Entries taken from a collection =
==================================================
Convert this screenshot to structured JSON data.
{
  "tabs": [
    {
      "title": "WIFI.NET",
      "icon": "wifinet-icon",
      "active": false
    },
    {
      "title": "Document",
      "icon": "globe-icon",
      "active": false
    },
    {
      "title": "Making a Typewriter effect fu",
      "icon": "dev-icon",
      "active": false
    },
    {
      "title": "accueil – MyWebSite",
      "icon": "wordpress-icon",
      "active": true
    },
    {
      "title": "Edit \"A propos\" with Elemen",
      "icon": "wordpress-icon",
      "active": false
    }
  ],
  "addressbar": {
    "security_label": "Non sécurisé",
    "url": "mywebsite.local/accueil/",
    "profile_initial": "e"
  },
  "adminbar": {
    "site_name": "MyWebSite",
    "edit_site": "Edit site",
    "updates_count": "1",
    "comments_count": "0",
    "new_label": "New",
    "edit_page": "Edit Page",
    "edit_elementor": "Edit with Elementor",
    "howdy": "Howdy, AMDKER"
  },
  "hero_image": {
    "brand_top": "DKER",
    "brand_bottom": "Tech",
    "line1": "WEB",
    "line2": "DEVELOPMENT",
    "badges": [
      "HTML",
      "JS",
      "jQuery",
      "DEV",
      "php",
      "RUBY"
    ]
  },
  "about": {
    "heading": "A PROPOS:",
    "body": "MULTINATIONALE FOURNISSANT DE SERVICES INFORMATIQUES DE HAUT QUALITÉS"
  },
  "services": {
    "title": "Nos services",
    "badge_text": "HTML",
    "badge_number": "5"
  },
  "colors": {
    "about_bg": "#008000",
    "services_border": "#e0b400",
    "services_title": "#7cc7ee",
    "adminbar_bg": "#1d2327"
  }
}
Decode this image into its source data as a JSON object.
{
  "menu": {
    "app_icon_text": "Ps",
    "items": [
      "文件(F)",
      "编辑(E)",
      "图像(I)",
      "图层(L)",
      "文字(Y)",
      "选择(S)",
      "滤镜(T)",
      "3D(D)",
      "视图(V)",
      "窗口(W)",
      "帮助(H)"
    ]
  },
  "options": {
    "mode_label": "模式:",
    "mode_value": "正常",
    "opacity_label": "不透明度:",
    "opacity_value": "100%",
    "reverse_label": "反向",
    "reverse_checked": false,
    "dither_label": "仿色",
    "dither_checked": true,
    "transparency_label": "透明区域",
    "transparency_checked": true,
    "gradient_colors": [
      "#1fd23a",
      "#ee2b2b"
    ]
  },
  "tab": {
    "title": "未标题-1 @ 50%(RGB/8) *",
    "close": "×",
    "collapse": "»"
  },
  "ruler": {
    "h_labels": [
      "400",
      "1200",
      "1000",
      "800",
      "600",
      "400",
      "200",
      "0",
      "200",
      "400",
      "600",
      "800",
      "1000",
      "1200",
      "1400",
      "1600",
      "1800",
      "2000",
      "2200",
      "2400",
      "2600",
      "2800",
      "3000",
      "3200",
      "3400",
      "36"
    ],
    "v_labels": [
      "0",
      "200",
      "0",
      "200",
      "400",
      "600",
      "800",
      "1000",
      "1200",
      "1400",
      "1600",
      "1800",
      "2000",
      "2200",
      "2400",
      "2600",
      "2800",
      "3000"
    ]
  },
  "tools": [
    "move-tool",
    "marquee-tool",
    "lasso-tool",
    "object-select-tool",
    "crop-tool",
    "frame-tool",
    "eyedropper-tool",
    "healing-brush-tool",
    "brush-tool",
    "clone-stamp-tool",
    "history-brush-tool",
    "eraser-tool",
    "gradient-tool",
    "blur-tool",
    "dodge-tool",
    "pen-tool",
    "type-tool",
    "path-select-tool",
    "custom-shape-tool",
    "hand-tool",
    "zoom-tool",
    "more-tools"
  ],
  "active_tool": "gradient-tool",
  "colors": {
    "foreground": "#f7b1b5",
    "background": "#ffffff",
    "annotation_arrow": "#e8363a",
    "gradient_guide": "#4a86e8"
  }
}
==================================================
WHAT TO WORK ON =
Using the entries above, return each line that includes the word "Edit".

WRITTEN RESPONSE =
      "title": "Edit \"A propos\" with Elemen",
    "edit_site": "Edit site",
    "edit_page": "Edit Page",
    "edit_elementor": "Edit with Elementor",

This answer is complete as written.